Meta-analysis shows no difference between SSRIs and bupropion
Clinical lore has it that SSRIs are preferable to bupropion for depressed patients who present with anxiety and insomnia. Papakostas and colleagues tested this assumption by obtaining patient data from 10 studies funded by GlaxoSmithKline (makers of brand name Wellbutrin) over the years. Analyzing results involving 2122 patients with major depression, the authors found no differences in overall efficacy between the two classes, with the exception of a marginal advantage in the Hamilton Anxiety Scale for women, but not men. How marginal was the benefit? The SSRI anxiety scale response rate was 63.8% vs. bupropion’s 58.8%. Since the authors reviewed 64 different outcome measures, this difference was highly likely to occur by chance alone (Papakostas GI, et al., Int Clin Psychopharmacology July 2007;22(4):226-229.)

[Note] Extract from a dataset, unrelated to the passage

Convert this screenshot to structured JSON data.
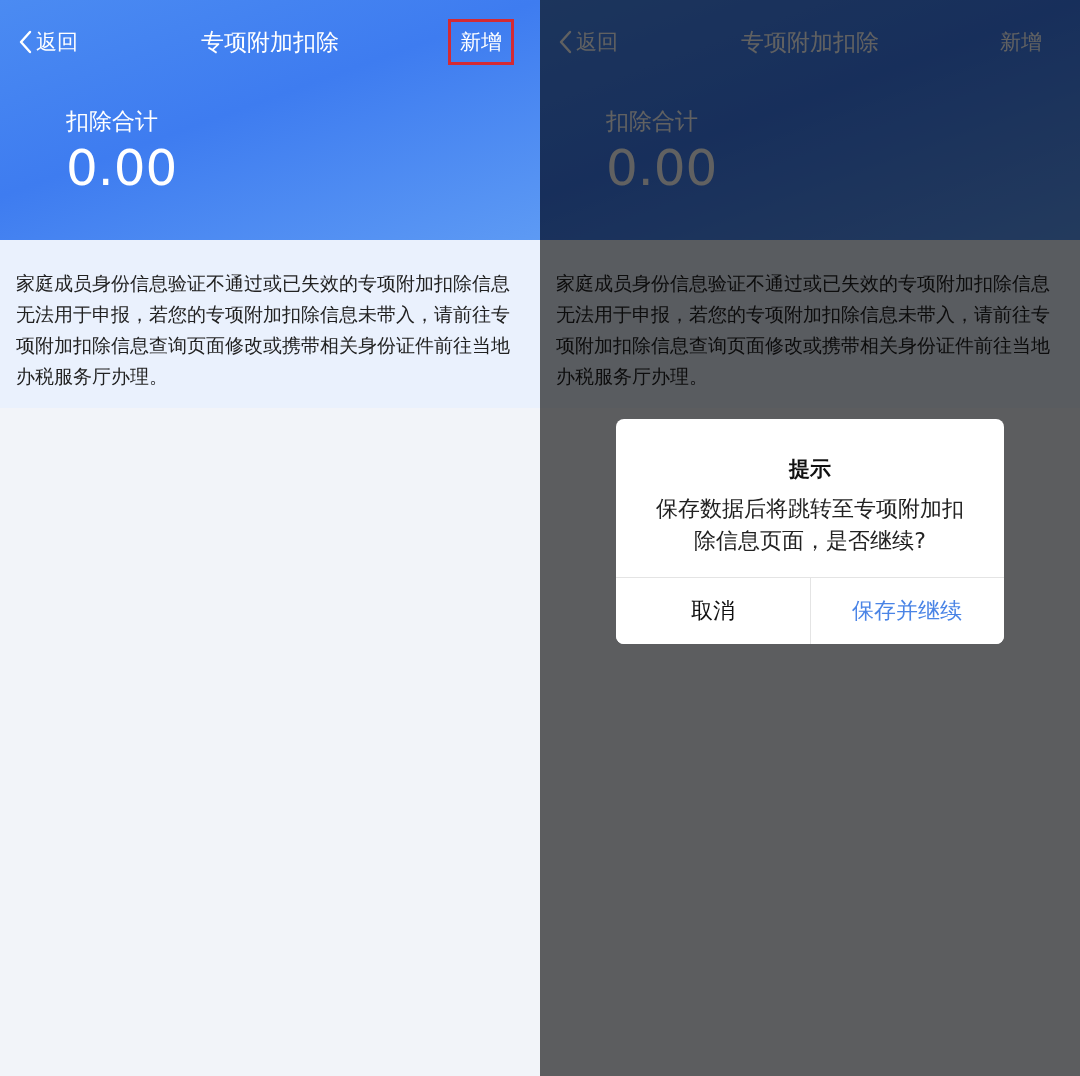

TCPR’s Take: While this data implies that Wellbutrin is just as effective for anxious depression as the SSRIs, all of the trials were sponsored by GSK, meaning that they were presumably designed in order to make bupropion look good. The authors did not discuss this possibility, presumably because they all have dozens of industry relationships and because two of the authors are GSK employees.